• AVAILABLE RECORDS:
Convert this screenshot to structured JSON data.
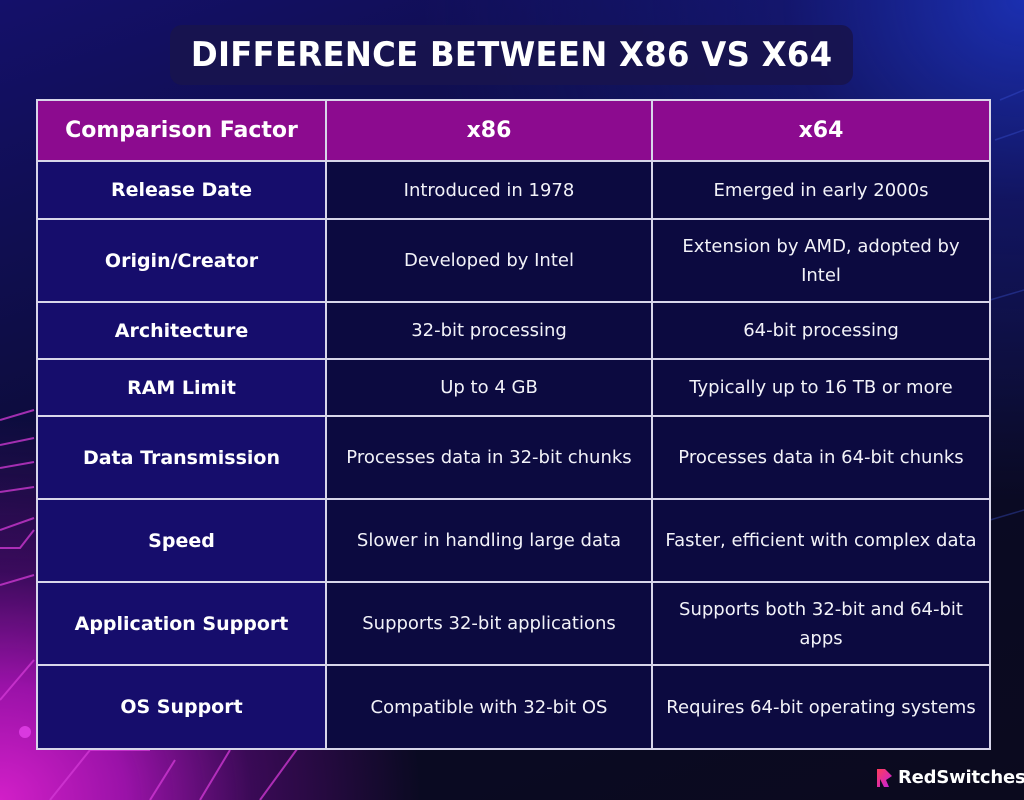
{
  "title": "DIFFERENCE BETWEEN X86 VS X64",
  "table": {
    "headers": [
      "Comparison Factor",
      "x86",
      "x64"
    ],
    "rows": [
      {
        "factor": "Release Date",
        "x86": "Introduced in 1978",
        "x64": "Emerged in early 2000s"
      },
      {
        "factor": "Origin/Creator",
        "x86": "Developed by Intel",
        "x64": "Extension by AMD, adopted by Intel"
      },
      {
        "factor": "Architecture",
        "x86": "32-bit processing",
        "x64": "64-bit processing"
      },
      {
        "factor": "RAM Limit",
        "x86": "Up to 4 GB",
        "x64": "Typically up to 16 TB or more"
      },
      {
        "factor": "Data Transmission",
        "x86": "Processes data in 32-bit chunks",
        "x64": "Processes data in 64-bit chunks"
      },
      {
        "factor": "Speed",
        "x86": "Slower in handling large data",
        "x64": "Faster, efficient with complex data"
      },
      {
        "factor": "Application Support",
        "x86": "Supports 32-bit applications",
        "x64": "Supports both 32-bit and 64-bit apps"
      },
      {
        "factor": "OS Support",
        "x86": "Compatible with 32-bit OS",
        "x64": "Requires 64-bit operating systems"
      }
    ]
  },
  "brand": {
    "name": "RedSwitches",
    "icon": "redswitches-logo-icon"
  },
  "colors": {
    "header_bg": "#8c0b8f",
    "factor_bg": "#160d6c",
    "value_bg": "#0c0a40",
    "title_bg": "#18144e",
    "brand_gradient_start": "#ff3d5a",
    "brand_gradient_end": "#c21ee0"
  }
}
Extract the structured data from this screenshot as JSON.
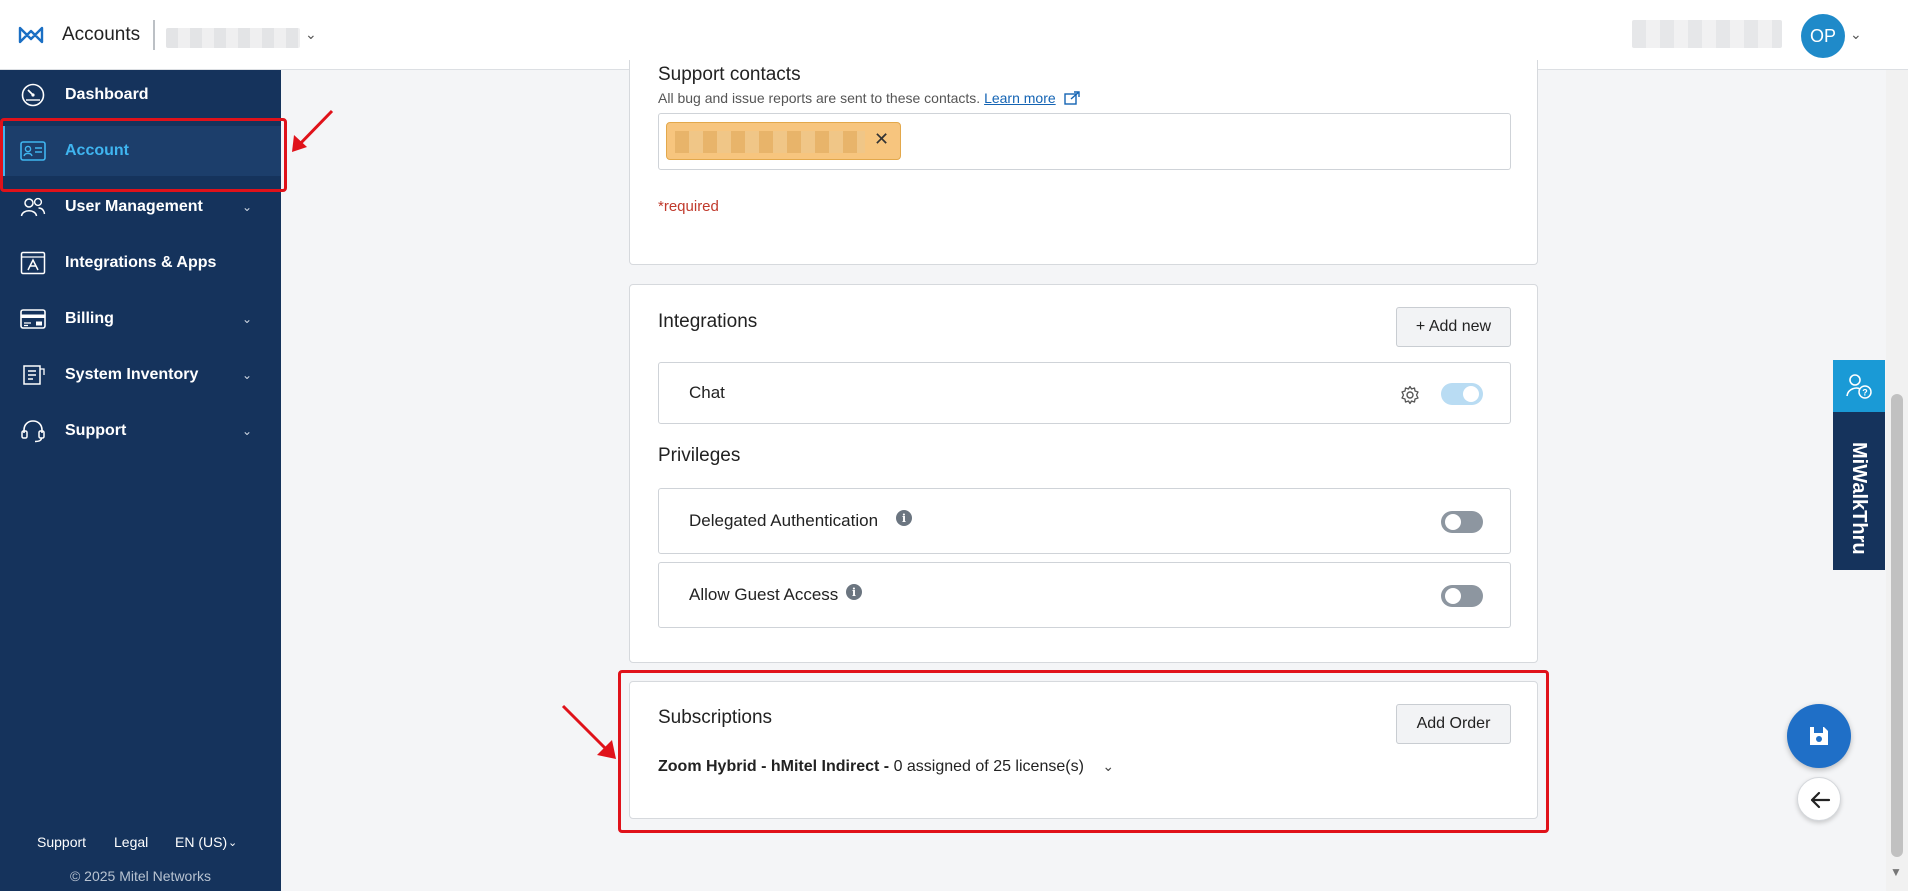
{
  "header": {
    "app_title": "Accounts",
    "avatar_initials": "OP"
  },
  "sidebar": {
    "items": [
      {
        "label": "Dashboard",
        "icon": "dashboard-icon"
      },
      {
        "label": "Account",
        "icon": "account-card-icon",
        "active": true
      },
      {
        "label": "User Management",
        "icon": "users-icon",
        "expandable": true
      },
      {
        "label": "Integrations & Apps",
        "icon": "apps-icon"
      },
      {
        "label": "Billing",
        "icon": "billing-card-icon",
        "expandable": true
      },
      {
        "label": "System Inventory",
        "icon": "inventory-icon",
        "expandable": true
      },
      {
        "label": "Support",
        "icon": "headset-icon",
        "expandable": true
      }
    ],
    "footer": {
      "support": "Support",
      "legal": "Legal",
      "language": "EN (US)",
      "copyright": "© 2025 Mitel Networks"
    }
  },
  "support_contacts": {
    "title": "Support contacts",
    "description": "All bug and issue reports are sent to these contacts.",
    "learn_more": "Learn more",
    "required": "*required"
  },
  "integrations": {
    "title": "Integrations",
    "add_new": "+ Add new",
    "items": [
      {
        "label": "Chat",
        "enabled": true
      }
    ]
  },
  "privileges": {
    "title": "Privileges",
    "items": [
      {
        "label": "Delegated Authentication",
        "enabled": false
      },
      {
        "label": "Allow Guest Access",
        "enabled": false
      }
    ]
  },
  "subscriptions": {
    "title": "Subscriptions",
    "add_order": "Add Order",
    "items": [
      {
        "name": "Zoom Hybrid - hMitel Indirect -",
        "detail": "0 assigned of 25 license(s)"
      }
    ]
  },
  "walkthru": {
    "label": "MiWalkThru"
  },
  "colors": {
    "sidebar_bg": "#15335c",
    "accent": "#3fb5f0",
    "annotation": "#e0121a",
    "chip_bg": "#f7c57e"
  }
}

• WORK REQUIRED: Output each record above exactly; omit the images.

• RESULT FOR THIS TASK:
Convert this screenshot to structured JSON data.
{
  "title": "DIFFERENCE BETWEEN X86 VS X64",
  "table": {
    "headers": [
      "Comparison Factor",
      "x86",
      "x64"
    ],
    "rows": [
      {
        "factor": "Release Date",
        "x86": "Introduced in 1978",
        "x64": "Emerged in early 2000s"
      },
      {
        "factor": "Origin/Creator",
        "x86": "Developed by Intel",
        "x64": "Extension by AMD, adopted by Intel"
      },
      {
        "factor": "Architecture",
        "x86": "32-bit processing",
        "x64": "64-bit processing"
      },
      {
        "factor": "RAM Limit",
        "x86": "Up to 4 GB",
        "x64": "Typically up to 16 TB or more"
      },
      {
        "factor": "Data Transmission",
        "x86": "Processes data in 32-bit chunks",
        "x64": "Processes data in 64-bit chunks"
      },
      {
        "factor": "Speed",
        "x86": "Slower in handling large data",
        "x64": "Faster, efficient with complex data"
      },
      {
        "factor": "Application Support",
        "x86": "Supports 32-bit applications",
        "x64": "Supports both 32-bit and 64-bit apps"
      },
      {
        "factor": "OS Support",
        "x86": "Compatible with 32-bit OS",
        "x64": "Requires 64-bit operating systems"
      }
    ]
  },
  "brand": {
    "name": "RedSwitches",
    "icon": "redswitches-logo-icon"
  },
  "colors": {
    "header_bg": "#8c0b8f",
    "factor_bg": "#160d6c",
    "value_bg": "#0c0a40",
    "title_bg": "#18144e",
    "brand_gradient_start": "#ff3d5a",
    "brand_gradient_end": "#c21ee0"
  }
}
Extract the structured data from this screenshot as JSON.
{
  "header": {
    "app_title": "Accounts",
    "avatar_initials": "OP"
  },
  "sidebar": {
    "items": [
      {
        "label": "Dashboard",
        "icon": "dashboard-icon"
      },
      {
        "label": "Account",
        "icon": "account-card-icon",
        "active": true
      },
      {
        "label": "User Management",
        "icon": "users-icon",
        "expandable": true
      },
      {
        "label": "Integrations & Apps",
        "icon": "apps-icon"
      },
      {
        "label": "Billing",
        "icon": "billing-card-icon",
        "expandable": true
      },
      {
        "label": "System Inventory",
        "icon": "inventory-icon",
        "expandable": true
      },
      {
        "label": "Support",
        "icon": "headset-icon",
        "expandable": true
      }
    ],
    "footer": {
      "support": "Support",
      "legal": "Legal",
      "language": "EN (US)",
      "copyright": "© 2025 Mitel Networks"
    }
  },
  "support_contacts": {
    "title": "Support contacts",
    "description": "All bug and issue reports are sent to these contacts.",
    "learn_more": "Learn more",
    "required": "*required"
  },
  "integrations": {
    "title": "Integrations",
    "add_new": "+ Add new",
    "items": [
      {
        "label": "Chat",
        "enabled": true
      }
    ]
  },
  "privileges": {
    "title": "Privileges",
    "items": [
      {
        "label": "Delegated Authentication",
        "enabled": false
      },
      {
        "label": "Allow Guest Access",
        "enabled": false
      }
    ]
  },
  "subscriptions": {
    "title": "Subscriptions",
    "add_order": "Add Order",
    "items": [
      {
        "name": "Zoom Hybrid - hMitel Indirect -",
        "detail": "0 assigned of 25 license(s)"
      }
    ]
  },
  "walkthru": {
    "label": "MiWalkThru"
  },
  "colors": {
    "sidebar_bg": "#15335c",
    "accent": "#3fb5f0",
    "annotation": "#e0121a",
    "chip_bg": "#f7c57e"
  }
}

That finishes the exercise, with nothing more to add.